| DATA TO USE |
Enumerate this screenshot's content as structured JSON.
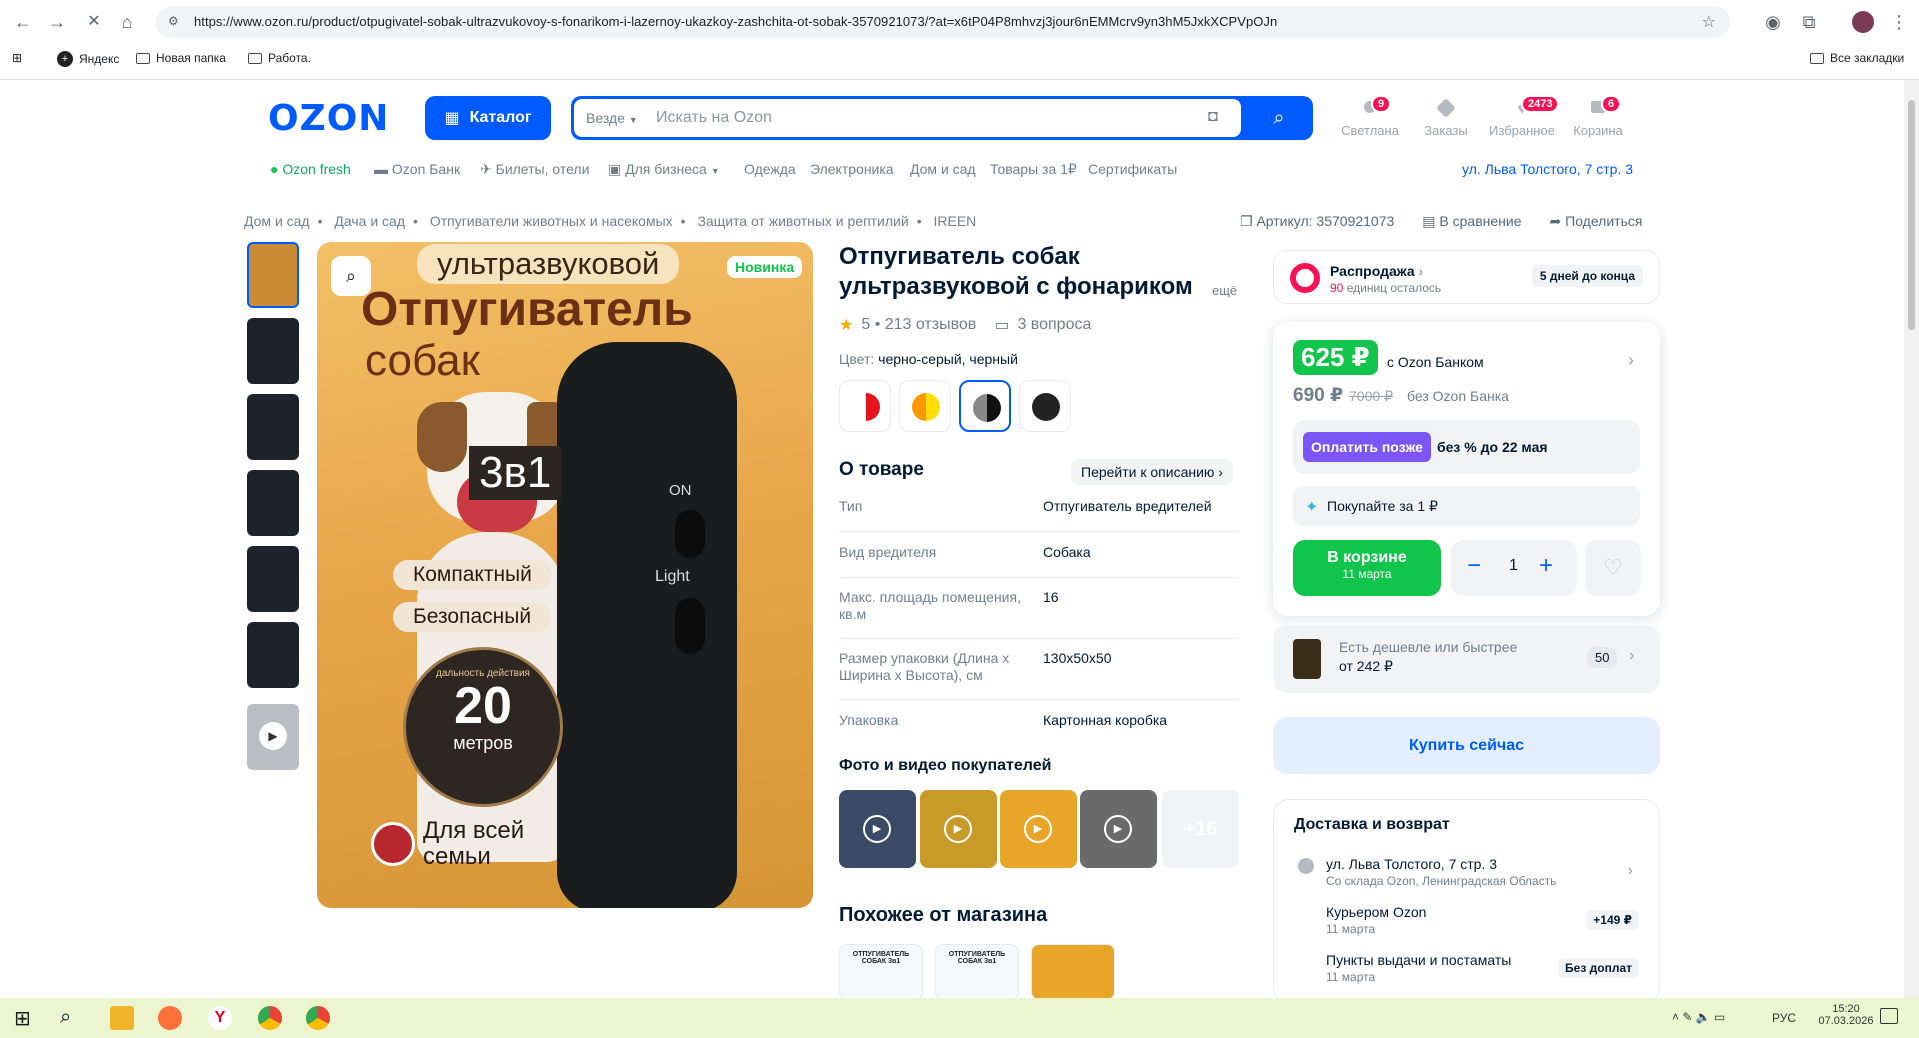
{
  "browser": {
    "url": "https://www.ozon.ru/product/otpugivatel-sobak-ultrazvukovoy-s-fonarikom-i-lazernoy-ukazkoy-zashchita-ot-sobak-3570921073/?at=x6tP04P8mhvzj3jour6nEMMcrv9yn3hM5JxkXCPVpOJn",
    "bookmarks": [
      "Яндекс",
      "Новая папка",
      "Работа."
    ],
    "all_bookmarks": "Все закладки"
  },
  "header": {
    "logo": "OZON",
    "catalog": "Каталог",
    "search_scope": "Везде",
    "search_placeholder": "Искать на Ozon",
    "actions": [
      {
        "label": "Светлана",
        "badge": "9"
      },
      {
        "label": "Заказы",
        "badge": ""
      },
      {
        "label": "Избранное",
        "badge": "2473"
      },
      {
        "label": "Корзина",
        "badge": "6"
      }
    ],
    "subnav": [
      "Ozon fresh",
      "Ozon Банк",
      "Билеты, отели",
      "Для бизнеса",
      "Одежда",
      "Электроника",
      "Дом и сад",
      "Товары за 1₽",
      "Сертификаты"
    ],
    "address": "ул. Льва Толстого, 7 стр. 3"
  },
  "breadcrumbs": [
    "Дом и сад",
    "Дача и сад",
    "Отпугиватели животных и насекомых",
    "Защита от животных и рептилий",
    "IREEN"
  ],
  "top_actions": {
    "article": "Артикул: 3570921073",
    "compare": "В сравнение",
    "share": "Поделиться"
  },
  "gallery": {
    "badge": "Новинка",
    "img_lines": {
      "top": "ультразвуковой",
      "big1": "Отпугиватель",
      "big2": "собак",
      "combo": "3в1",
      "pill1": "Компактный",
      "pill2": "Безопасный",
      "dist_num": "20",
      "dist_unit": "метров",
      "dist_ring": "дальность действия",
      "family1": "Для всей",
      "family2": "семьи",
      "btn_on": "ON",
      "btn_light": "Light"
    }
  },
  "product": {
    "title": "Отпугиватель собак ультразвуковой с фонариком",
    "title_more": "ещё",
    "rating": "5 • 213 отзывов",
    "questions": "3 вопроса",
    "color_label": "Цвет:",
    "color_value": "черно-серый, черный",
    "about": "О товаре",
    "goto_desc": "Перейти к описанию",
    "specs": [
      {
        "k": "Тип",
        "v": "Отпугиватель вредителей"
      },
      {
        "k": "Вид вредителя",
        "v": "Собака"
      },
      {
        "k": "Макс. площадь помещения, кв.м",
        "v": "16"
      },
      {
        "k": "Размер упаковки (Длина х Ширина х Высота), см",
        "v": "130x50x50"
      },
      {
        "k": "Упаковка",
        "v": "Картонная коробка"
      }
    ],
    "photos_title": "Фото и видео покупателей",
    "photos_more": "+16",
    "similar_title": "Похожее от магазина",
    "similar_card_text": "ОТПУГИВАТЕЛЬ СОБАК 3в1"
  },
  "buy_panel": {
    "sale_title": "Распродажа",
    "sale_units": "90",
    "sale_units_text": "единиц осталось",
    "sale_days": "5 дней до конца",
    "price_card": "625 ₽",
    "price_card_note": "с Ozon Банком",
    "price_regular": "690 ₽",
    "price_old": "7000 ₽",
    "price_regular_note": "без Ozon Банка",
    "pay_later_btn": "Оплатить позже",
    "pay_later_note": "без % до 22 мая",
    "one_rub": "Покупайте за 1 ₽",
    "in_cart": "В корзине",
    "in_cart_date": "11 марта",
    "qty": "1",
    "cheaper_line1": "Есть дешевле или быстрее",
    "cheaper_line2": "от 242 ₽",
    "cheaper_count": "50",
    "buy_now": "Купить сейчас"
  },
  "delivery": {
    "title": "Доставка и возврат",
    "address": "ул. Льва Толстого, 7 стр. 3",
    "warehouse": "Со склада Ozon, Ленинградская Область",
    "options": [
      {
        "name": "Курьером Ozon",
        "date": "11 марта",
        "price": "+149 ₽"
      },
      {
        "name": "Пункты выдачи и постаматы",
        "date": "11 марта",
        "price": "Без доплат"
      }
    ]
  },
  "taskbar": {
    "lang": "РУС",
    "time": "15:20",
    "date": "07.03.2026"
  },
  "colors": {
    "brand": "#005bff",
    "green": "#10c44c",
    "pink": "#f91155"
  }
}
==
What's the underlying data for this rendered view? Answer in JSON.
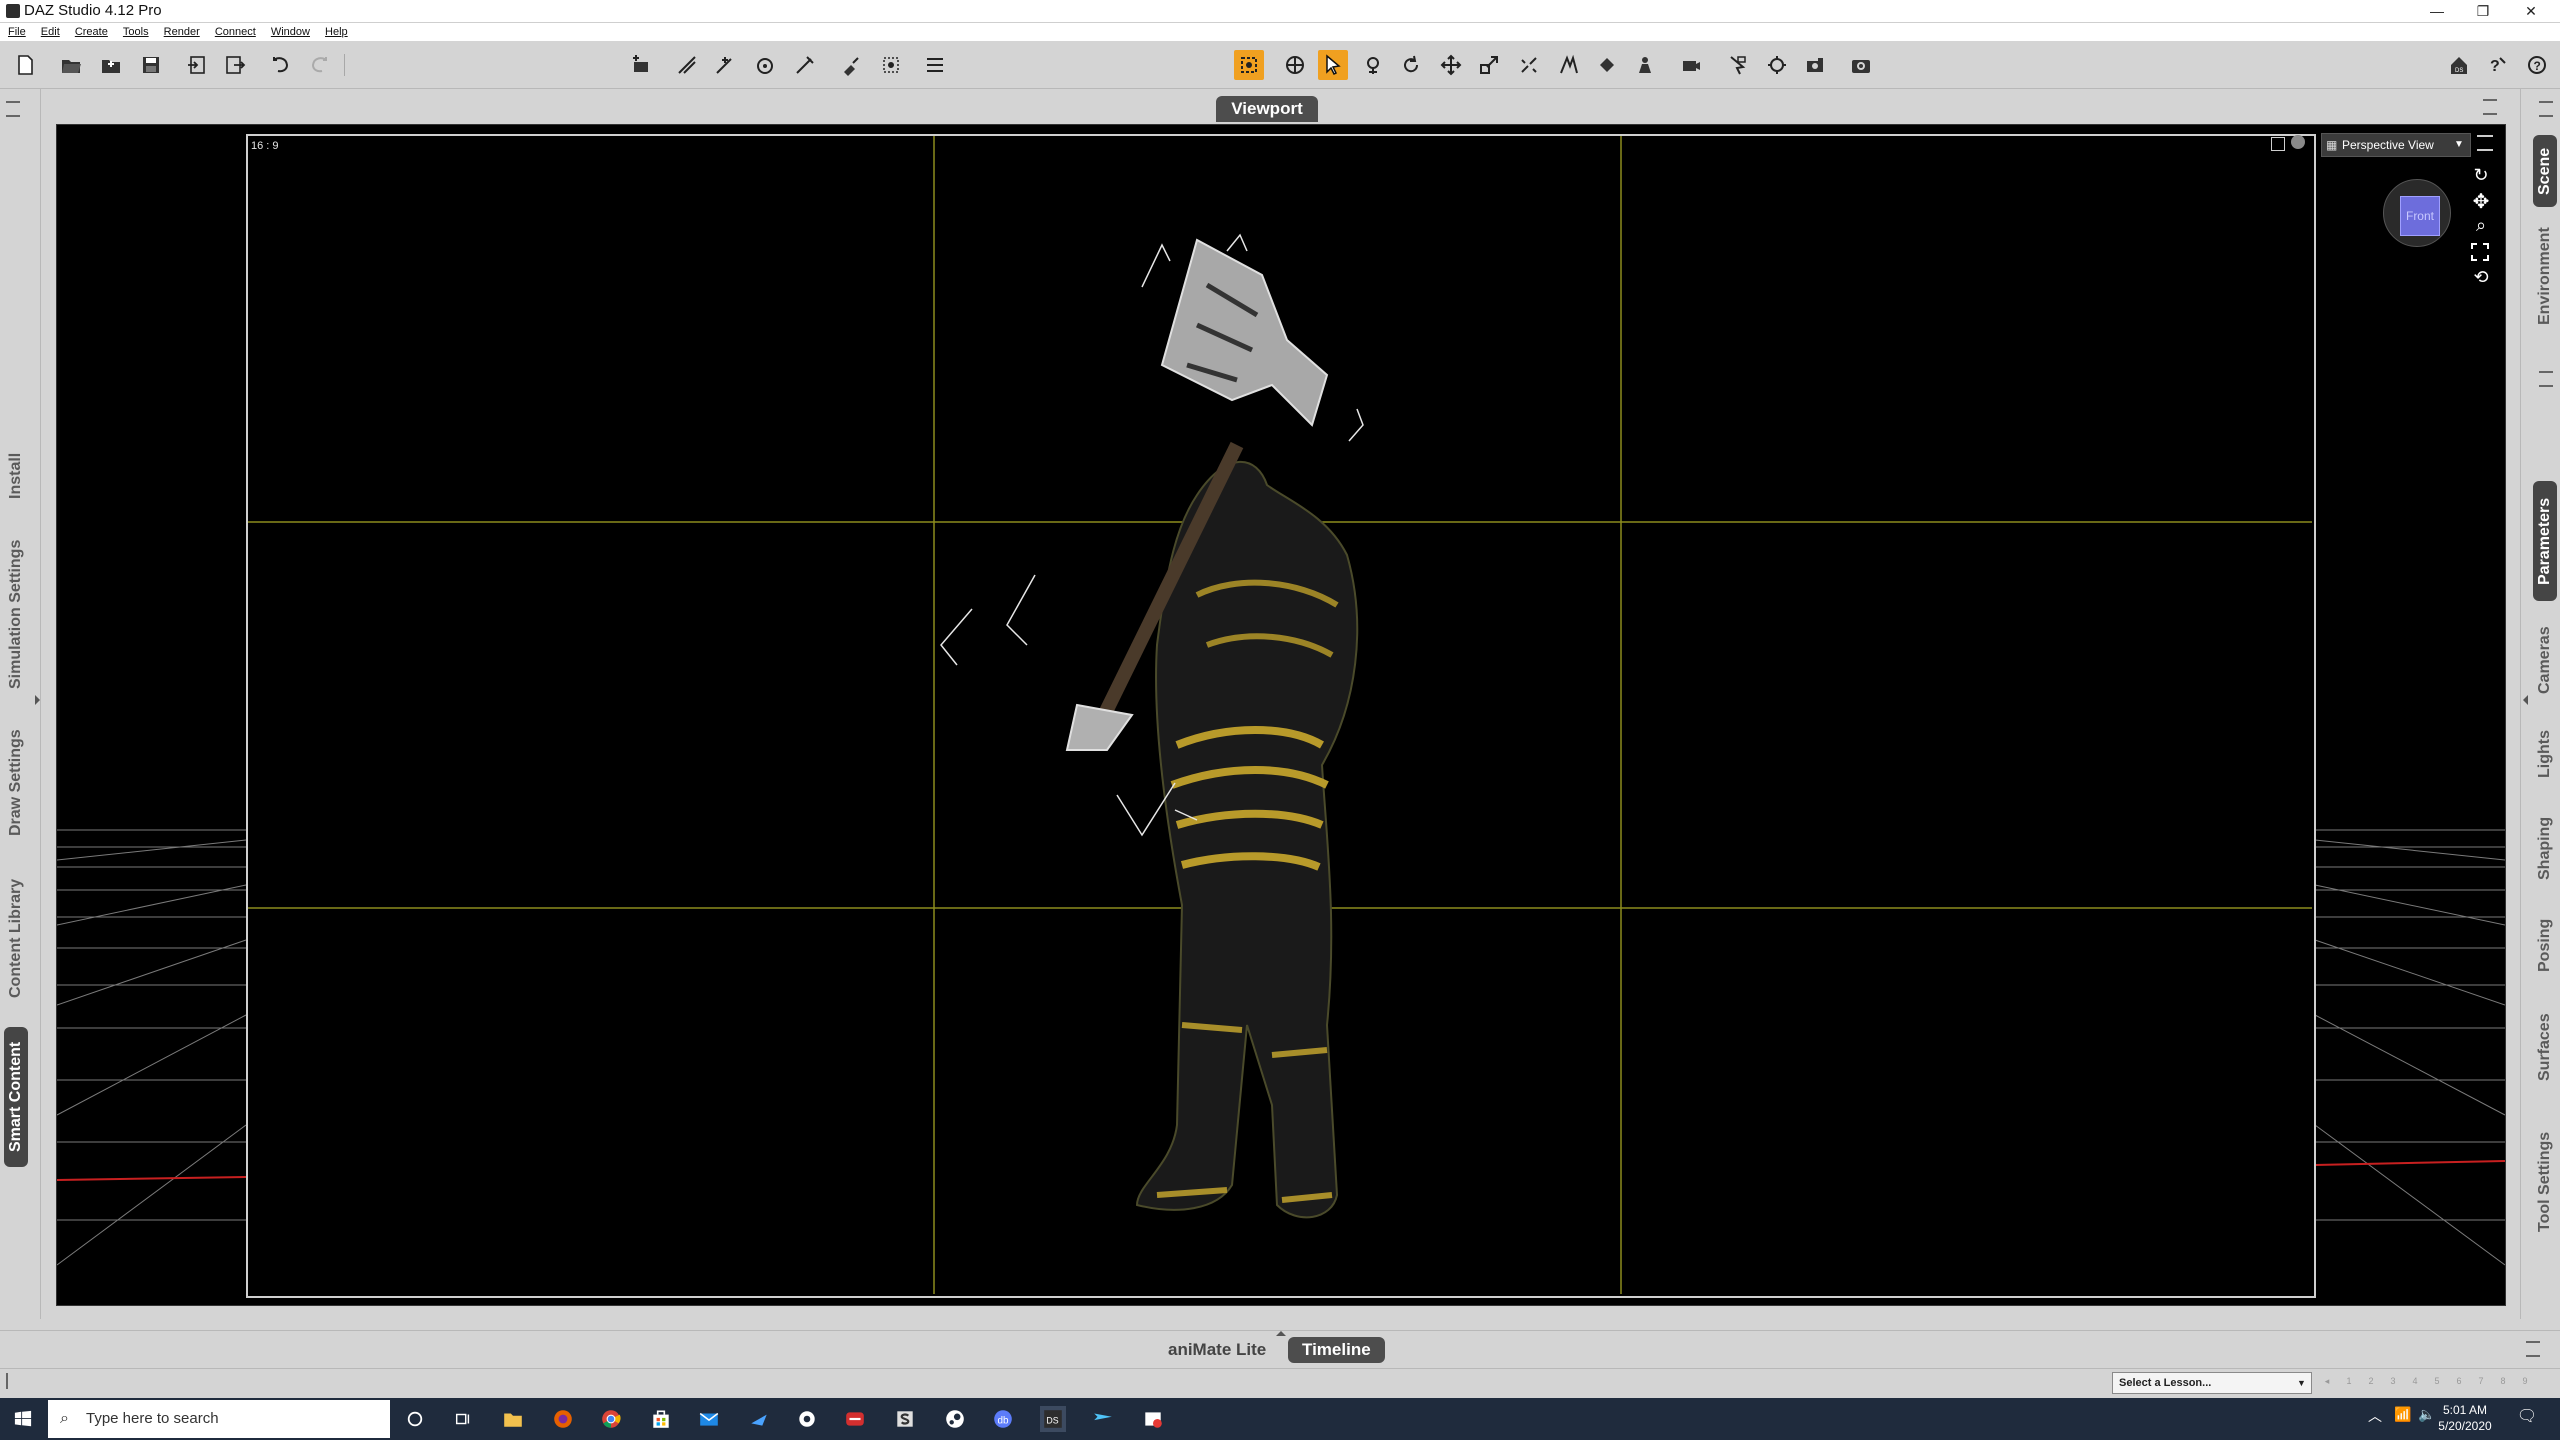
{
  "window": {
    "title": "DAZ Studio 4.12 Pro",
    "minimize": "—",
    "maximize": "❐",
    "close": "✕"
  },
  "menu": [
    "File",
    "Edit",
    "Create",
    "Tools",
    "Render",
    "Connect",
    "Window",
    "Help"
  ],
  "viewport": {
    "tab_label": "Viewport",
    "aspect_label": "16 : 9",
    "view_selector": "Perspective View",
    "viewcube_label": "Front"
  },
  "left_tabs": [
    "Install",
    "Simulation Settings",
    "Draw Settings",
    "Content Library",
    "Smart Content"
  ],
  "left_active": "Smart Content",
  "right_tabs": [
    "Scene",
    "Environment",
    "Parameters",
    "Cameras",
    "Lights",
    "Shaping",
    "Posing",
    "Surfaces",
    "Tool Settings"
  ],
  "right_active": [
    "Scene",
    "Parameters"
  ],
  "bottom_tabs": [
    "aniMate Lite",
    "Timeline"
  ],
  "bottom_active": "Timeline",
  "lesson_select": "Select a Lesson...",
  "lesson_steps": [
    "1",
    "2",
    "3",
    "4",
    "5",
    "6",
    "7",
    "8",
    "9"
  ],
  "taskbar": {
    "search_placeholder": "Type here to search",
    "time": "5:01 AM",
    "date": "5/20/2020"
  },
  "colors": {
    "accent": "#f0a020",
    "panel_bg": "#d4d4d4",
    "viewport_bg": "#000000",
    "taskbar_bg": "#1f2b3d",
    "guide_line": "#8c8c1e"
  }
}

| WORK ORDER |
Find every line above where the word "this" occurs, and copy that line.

| ANSWER AREA |
Enumerate this screenshot's content as structured JSON.
What's the underlying data for this rendered view? Answer in JSON.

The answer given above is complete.